▶ Task statement
Lines of the data that contain the word "JSON" are the ones to copy.

Material for the task below:

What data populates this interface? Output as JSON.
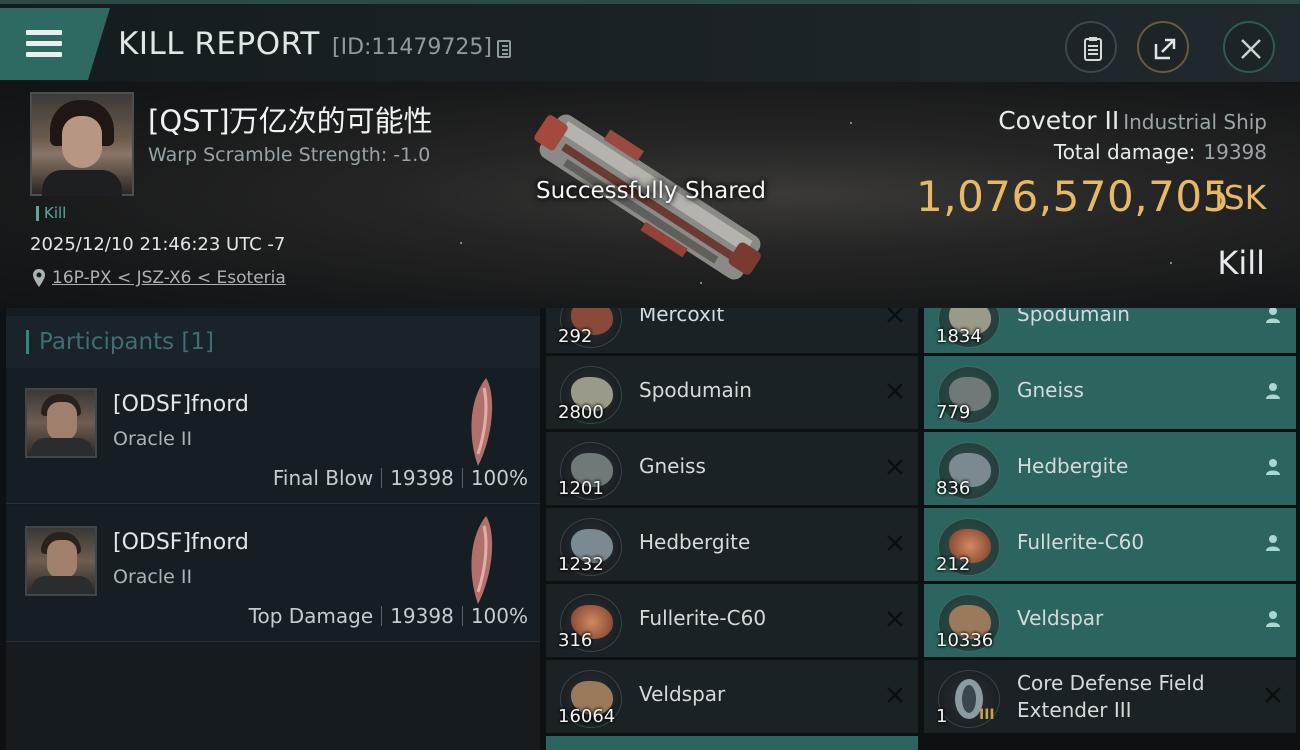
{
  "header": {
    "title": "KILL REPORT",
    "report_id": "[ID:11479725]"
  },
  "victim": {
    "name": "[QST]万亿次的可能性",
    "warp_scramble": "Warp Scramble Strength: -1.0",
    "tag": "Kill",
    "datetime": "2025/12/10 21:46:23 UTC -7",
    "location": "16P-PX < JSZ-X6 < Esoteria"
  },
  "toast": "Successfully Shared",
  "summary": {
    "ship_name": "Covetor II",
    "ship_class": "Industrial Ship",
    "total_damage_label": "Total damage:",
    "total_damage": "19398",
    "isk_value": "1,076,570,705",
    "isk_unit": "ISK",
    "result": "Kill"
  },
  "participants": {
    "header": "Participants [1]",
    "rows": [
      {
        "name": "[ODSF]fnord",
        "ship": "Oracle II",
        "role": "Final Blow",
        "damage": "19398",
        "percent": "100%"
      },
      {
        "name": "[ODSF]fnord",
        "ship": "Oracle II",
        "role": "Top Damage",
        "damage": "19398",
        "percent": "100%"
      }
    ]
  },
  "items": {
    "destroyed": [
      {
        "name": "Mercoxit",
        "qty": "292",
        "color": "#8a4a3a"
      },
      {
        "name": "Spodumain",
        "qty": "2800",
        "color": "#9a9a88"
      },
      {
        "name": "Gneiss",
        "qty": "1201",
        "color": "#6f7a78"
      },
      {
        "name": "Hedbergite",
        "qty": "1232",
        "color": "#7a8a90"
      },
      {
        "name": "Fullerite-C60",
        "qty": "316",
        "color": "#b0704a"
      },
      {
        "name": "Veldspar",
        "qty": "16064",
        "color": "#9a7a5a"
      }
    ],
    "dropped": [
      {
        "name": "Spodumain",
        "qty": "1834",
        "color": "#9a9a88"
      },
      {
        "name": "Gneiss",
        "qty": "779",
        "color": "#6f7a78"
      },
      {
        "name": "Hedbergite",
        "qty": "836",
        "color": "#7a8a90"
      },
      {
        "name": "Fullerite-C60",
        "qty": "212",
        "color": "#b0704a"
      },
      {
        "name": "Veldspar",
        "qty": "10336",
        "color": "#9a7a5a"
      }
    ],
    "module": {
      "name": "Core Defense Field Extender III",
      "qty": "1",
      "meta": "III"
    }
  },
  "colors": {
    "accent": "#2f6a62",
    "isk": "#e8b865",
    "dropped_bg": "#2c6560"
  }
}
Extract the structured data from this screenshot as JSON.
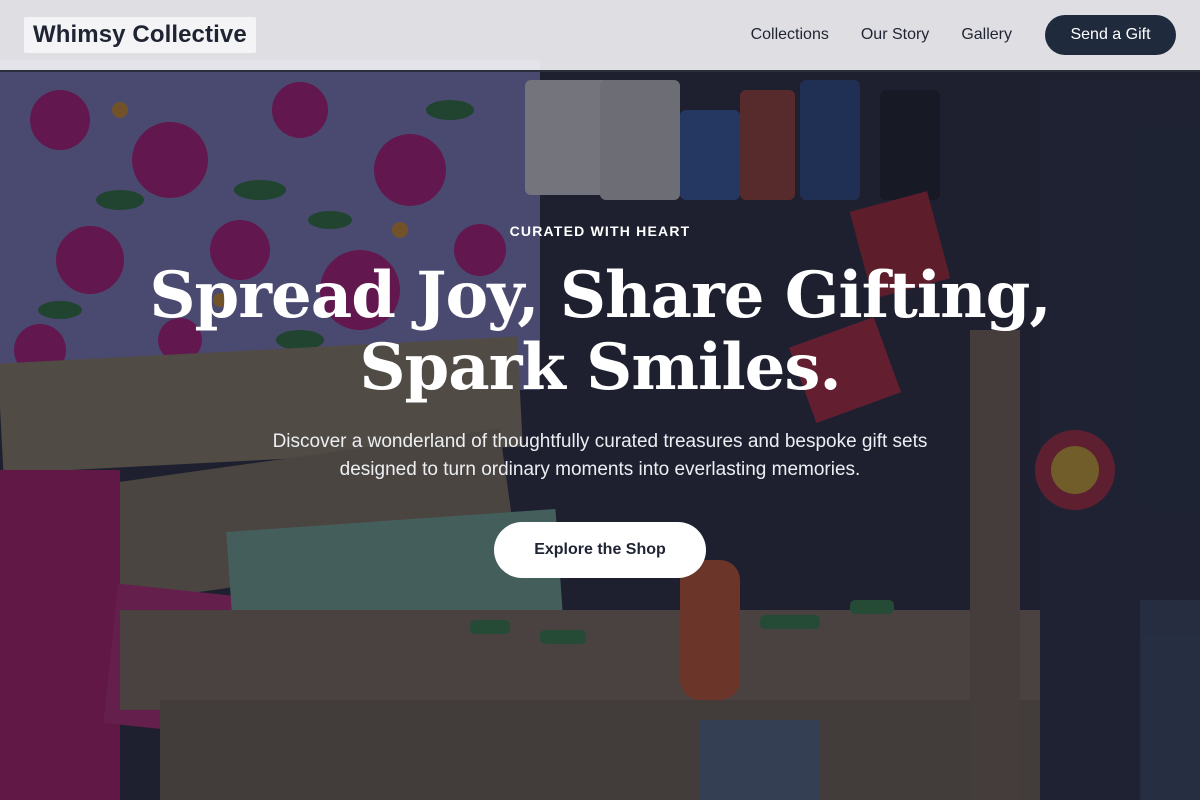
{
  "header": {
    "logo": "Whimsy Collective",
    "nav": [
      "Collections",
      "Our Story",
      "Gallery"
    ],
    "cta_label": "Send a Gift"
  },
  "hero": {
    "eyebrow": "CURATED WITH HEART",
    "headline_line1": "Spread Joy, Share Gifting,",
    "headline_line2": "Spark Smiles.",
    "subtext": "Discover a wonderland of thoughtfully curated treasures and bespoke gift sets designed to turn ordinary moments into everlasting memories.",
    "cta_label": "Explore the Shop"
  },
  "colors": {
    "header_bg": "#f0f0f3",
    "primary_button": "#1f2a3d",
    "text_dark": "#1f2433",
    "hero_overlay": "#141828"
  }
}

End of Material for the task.
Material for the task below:

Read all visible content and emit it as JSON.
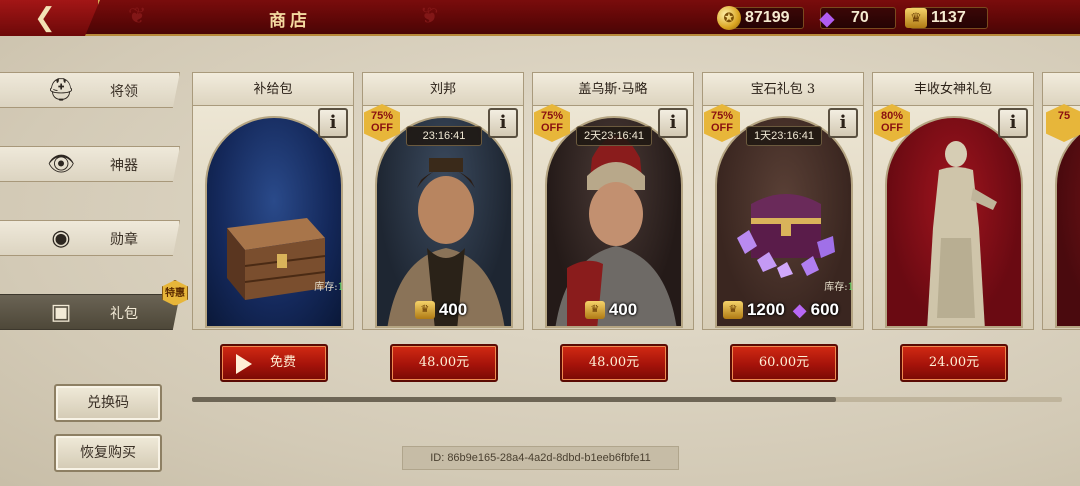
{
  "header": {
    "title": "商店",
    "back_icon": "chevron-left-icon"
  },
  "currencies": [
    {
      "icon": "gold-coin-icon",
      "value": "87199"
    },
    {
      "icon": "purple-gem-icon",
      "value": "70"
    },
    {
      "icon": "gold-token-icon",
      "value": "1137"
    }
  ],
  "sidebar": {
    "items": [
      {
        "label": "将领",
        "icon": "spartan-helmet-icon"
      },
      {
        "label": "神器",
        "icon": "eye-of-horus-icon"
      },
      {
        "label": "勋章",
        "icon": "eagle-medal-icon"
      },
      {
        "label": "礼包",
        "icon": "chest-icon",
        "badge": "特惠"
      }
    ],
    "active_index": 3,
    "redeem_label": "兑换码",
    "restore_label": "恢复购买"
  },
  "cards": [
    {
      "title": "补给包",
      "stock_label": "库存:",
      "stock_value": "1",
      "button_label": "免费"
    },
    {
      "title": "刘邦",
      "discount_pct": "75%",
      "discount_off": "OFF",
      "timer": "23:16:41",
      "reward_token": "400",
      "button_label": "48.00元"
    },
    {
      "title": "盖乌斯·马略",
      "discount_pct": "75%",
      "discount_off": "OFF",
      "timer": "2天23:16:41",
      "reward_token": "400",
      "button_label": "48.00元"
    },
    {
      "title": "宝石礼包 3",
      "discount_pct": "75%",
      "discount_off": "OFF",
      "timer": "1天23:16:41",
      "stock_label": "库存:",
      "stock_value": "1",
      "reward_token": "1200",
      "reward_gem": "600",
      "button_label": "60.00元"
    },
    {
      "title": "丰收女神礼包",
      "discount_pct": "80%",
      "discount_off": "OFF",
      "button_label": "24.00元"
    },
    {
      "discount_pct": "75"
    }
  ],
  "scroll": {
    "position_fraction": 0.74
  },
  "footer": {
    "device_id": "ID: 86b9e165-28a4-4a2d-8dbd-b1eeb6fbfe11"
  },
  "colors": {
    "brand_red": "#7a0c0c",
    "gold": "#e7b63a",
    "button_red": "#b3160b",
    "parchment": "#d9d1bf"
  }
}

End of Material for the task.

▶ Result
What data populates this interface? Output as JSON.
Extract the structured data from this screenshot as JSON.
Read all visible content and emit it as JSON.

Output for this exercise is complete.